Realizing that some clients might not be able to work a 40 hour a week job, Fountain House contracts with companies to provide services — not individual employees. What does this mean? It means that a company may need to fill a job in a mail room. But rather than having one person do it, Fountain House may have five or six clients perform that single job duing the week. If I can only work two hours a day, then someone else comes in to relieve me. But all of us get to work and to earn a paycheck. It is job sharing at its best.
Henninger was so inspired by Fountain House that he returned to Denver and started Bayaud Enterprises. Today, its workers provide secure document shredding in Denver for the federal government and local businesses. as well as, document scanning and payroll services. While giving me a tour of its paper shredding compound, Henninger told me about a person with mental illness who was hearing voices and talking back to them. Despite this mental impairment, he reported to work every day on time and did his shift.
The reason why Bayaud has been successful is because of Henninger. He has dedicated his entire career to it. This is not the first time that I have seen the power of one person to change lives. In my book, I write about my late friend, Tom Mullen, who created Passageway, a fabulous program that takes persons in jails and prisons with mental disorders and helps them safely return to society.
Of course, there are many other areas in addition to mental illness where an individual crusader is making a huge impact. Consider my friend, Bryan Stevenson, the founder of the Equal Justice Initiative, and the hero of my book, Circumstantial Evidence. A Harvard trained lawyer, Stevenson has been defending the legal rights of persons who live on the margins of our society for years for a pauper’s wages.
On my return flight from Denver, I thought about my Colorado roots, Bayaud Enterprises, and something that David Henninger said during an awards dinner. He described Bayaud Enterprises as a “family” that offered persons with disabilities, Hope, Opportuntity and Choice, as well as a place that they could call home.

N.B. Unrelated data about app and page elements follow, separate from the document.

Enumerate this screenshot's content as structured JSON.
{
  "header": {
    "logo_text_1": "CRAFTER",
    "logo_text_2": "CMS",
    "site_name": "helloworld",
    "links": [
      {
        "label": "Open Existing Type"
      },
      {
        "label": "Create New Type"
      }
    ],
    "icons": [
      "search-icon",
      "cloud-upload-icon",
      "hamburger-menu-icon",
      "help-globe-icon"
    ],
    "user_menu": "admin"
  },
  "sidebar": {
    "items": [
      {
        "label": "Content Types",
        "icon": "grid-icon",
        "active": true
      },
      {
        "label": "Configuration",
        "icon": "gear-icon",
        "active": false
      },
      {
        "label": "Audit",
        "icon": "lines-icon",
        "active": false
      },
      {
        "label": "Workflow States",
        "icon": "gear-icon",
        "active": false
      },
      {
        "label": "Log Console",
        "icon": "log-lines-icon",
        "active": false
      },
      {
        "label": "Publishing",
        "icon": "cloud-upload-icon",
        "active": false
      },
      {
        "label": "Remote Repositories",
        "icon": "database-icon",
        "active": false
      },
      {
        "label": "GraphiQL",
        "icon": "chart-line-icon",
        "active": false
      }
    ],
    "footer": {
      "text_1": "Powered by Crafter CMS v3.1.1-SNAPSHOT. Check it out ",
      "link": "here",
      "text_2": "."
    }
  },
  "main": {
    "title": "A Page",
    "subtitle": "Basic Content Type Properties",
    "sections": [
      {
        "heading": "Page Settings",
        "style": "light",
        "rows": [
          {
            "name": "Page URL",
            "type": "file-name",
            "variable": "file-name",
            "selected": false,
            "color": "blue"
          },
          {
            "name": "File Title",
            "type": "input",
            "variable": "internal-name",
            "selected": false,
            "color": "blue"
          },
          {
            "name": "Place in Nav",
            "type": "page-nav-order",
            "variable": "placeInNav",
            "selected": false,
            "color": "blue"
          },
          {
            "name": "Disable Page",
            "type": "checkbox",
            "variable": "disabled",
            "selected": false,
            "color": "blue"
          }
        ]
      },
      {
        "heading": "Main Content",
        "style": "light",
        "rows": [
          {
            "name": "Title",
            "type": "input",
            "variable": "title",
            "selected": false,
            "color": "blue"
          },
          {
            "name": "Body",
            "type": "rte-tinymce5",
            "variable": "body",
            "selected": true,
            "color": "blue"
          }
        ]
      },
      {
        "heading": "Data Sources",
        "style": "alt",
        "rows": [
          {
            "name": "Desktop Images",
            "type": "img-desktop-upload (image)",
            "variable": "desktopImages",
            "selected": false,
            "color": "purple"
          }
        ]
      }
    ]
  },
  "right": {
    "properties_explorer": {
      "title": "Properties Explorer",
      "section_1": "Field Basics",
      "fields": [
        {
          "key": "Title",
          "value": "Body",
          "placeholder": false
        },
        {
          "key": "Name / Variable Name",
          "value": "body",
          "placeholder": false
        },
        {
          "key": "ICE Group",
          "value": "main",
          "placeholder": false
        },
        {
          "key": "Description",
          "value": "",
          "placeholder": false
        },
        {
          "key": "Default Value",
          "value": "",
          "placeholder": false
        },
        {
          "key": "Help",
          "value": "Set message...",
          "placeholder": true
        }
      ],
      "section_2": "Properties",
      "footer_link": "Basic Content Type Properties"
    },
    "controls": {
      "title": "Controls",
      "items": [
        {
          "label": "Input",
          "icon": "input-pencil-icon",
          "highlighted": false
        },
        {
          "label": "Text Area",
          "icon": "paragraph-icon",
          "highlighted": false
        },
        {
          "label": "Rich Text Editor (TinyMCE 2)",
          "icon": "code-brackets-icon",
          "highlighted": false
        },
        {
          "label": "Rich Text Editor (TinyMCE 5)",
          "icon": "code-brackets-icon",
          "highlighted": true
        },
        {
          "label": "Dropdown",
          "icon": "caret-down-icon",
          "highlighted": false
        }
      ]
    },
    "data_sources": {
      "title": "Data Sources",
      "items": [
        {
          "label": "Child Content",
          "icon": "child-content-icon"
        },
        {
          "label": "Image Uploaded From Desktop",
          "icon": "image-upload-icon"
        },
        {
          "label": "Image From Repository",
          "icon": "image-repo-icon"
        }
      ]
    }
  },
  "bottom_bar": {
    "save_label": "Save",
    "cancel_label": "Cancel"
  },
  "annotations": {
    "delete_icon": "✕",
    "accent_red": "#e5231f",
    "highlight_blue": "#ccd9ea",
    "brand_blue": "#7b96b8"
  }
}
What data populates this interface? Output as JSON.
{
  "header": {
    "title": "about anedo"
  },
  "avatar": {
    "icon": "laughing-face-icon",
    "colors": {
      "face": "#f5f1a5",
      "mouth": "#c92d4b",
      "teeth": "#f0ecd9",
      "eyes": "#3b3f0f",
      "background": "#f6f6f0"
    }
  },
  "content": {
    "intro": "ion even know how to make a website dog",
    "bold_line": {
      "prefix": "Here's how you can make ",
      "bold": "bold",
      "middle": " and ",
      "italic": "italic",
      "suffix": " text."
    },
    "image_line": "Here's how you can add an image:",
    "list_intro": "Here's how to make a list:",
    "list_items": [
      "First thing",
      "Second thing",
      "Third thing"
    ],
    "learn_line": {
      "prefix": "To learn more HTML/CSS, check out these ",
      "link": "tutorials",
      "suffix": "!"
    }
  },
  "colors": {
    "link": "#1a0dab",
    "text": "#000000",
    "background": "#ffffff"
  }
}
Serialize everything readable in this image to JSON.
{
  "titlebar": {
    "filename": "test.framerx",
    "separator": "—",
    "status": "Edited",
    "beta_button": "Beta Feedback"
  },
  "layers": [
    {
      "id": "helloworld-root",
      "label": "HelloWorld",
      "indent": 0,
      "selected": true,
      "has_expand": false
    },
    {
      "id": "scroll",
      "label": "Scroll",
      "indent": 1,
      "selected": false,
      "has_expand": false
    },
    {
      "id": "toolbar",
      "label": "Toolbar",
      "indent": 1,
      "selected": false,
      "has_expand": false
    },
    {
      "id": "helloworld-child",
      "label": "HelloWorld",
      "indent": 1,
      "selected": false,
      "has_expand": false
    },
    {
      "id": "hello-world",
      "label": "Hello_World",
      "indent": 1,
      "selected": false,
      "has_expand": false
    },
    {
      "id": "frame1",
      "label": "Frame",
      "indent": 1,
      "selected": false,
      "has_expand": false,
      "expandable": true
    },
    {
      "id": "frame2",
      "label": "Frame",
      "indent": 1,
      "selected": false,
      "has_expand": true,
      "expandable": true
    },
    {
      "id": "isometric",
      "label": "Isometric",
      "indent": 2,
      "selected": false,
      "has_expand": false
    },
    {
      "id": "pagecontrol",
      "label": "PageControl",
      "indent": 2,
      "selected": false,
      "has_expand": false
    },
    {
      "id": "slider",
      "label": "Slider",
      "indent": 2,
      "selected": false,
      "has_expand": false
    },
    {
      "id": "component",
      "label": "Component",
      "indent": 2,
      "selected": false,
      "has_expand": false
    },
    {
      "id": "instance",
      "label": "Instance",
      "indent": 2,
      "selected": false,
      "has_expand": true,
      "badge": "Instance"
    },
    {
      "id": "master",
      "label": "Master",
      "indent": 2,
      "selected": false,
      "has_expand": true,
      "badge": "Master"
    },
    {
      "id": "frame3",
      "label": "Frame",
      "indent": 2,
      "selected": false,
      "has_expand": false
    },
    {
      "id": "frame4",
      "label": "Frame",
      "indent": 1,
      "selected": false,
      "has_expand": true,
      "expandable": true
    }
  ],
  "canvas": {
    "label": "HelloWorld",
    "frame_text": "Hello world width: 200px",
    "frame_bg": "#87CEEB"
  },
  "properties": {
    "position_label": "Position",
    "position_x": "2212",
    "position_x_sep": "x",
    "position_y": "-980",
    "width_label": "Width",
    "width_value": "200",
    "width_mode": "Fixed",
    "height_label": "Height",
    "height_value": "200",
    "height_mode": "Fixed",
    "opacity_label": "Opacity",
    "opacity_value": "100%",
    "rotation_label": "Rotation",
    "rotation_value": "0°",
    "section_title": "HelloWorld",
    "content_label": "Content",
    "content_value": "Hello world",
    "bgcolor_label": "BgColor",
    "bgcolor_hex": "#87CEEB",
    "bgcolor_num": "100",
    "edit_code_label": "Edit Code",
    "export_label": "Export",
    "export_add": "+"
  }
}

Maybe those schmaltzy Hallmark cards are right when they say that home is not a location but is where the people are who love you.